=== Assignment ===
Work out the count of lines in the listing below that include "Analogue". Give that count alone.

=== Source material ===

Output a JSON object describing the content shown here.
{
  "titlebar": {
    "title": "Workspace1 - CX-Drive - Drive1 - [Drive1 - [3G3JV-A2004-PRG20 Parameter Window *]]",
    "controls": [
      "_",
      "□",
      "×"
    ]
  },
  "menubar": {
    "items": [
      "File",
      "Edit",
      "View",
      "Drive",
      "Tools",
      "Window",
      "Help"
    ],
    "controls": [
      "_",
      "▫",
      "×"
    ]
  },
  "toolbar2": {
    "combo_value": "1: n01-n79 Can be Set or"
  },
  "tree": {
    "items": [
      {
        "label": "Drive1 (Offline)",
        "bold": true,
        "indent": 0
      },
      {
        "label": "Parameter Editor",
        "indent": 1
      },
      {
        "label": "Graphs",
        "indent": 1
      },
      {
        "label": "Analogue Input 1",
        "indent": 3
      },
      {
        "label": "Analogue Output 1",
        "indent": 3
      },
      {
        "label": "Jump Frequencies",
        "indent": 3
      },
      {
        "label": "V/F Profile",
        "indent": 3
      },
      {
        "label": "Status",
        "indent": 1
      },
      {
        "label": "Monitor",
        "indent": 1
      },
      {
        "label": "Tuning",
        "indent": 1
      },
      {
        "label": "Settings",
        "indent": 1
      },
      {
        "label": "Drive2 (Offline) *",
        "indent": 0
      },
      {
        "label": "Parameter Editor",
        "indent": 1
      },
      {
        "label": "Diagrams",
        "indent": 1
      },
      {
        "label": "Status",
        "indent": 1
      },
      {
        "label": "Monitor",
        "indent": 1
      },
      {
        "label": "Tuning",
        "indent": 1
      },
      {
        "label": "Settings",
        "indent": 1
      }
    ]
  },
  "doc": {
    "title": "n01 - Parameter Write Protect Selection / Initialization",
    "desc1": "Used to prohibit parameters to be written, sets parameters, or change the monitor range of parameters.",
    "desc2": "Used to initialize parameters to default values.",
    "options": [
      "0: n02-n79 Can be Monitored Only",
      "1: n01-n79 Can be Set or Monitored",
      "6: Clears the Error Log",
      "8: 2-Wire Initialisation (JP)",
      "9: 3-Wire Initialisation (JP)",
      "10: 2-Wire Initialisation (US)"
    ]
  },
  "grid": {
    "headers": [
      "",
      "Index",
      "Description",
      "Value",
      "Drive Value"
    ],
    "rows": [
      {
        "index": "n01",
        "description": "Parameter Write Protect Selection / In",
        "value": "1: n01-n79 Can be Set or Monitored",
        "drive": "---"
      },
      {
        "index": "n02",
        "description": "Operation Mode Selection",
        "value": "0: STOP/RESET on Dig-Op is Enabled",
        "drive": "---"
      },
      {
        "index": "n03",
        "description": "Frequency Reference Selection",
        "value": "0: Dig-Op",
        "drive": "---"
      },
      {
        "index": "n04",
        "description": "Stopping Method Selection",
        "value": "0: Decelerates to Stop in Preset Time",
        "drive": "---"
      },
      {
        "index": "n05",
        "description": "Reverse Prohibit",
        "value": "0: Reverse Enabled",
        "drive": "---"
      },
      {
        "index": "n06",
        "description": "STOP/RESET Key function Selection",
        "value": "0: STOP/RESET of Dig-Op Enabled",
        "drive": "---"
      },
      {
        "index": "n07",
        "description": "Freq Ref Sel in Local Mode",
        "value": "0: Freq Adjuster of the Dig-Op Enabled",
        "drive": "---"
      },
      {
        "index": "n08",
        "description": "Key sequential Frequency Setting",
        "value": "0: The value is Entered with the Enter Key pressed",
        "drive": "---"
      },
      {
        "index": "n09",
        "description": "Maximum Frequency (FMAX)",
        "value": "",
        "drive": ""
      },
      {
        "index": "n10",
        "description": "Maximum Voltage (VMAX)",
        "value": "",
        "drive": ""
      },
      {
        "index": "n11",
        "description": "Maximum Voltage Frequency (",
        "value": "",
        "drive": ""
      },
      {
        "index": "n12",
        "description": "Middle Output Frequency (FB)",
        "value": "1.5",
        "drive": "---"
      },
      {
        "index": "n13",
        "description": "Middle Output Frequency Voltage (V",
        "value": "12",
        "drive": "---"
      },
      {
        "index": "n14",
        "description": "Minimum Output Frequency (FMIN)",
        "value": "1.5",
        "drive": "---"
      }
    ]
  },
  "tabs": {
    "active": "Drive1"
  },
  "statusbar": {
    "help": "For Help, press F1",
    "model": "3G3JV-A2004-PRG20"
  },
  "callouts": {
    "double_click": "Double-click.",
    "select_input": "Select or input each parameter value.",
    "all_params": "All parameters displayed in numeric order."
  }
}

=== Task answer ===
2